Influence of psychological coping on survival and recurrence in people with cancer: systematic review

BMJ. 2002 Nov 9;325(7372):1066. doi: 10.1136/bmj.325.7372.1066.


Objective: To summarise the evidence on the effect of psychological coping styles (including fighting spirit, helplessness/hopelessness, denial, and avoidance) on survival and recurrence in patients with cancer.

Design: Systematic review of published and unpublished prospective observational studies.

Main outcomes measures: Survival from or recurrence of cancer.

Results: 26 studies investigated the association between psychological coping styles and survival from cancer, and 11 studies investigated recurrence. Most of the studies that investigated fighting spirit (10 studies) or helplessness/hopelessness (12 studies) found no significant associations with survival or recurrence. The evidence that other coping styles play an important part was also weak. Positive findings tended to be confined to small or methodologically flawed studies; lack of adjustment for potential confounding variables was common. Positive conclusions seemed to be more commonly reported by smaller studies, indicating potential publication bias.

Conclusion: There is little consistent evidence that psychological coping styles play an important part in survival from or recurrence of cancer.

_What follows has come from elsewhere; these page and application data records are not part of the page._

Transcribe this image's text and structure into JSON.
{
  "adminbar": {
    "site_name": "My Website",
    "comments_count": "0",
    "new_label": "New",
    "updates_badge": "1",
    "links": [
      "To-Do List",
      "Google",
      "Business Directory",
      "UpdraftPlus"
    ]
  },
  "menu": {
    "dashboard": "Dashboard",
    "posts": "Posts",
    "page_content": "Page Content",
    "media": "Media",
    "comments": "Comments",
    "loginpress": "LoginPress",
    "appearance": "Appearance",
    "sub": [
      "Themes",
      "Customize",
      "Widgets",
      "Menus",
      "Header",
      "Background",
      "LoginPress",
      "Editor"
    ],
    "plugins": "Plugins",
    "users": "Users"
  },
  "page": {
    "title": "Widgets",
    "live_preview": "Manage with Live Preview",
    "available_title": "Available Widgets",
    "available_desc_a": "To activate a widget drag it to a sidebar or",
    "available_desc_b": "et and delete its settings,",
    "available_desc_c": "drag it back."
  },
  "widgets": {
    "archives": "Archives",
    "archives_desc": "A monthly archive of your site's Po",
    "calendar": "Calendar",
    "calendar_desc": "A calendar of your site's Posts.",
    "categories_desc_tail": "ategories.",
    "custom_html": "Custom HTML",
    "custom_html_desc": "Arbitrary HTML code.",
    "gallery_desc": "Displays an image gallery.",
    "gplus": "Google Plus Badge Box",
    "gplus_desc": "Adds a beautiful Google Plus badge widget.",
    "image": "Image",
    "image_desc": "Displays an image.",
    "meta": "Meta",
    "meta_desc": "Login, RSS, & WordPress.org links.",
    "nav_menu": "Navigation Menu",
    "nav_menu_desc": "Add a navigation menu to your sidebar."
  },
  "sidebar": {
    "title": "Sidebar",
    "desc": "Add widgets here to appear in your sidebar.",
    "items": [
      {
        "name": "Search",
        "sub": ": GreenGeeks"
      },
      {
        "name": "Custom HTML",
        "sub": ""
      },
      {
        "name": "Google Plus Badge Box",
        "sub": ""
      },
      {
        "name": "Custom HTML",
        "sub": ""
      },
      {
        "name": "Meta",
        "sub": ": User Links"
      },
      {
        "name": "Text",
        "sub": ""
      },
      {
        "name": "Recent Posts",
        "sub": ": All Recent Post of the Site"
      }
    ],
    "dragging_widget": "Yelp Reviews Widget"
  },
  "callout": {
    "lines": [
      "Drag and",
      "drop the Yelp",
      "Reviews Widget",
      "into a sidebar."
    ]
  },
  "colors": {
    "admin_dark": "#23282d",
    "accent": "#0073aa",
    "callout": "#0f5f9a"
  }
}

People with cancer should not feel pressured into adopting particular coping styles to improve survival or reduce the risk of recurrence.

Publication types

  • Meta-Analysis
  • Research Support, Non-U.S. Gov't
  • Review
  • Systematic Review

MeSH terms

  • Adaptation, Psychological*
  • Anxiety / etiology
  • Avoidance Learning
  • Cohort Studies
  • Denial, Psychological
  • Depression / etiology
  • Emotions
  • Humans
  • Neoplasm Recurrence, Local / prevention & control
  • Neoplasm Recurrence, Local / psychology*
  • Neoplasms / psychology*
  • Prognosis
  • Prospective Studies
  • Publication Bias
  • Survivors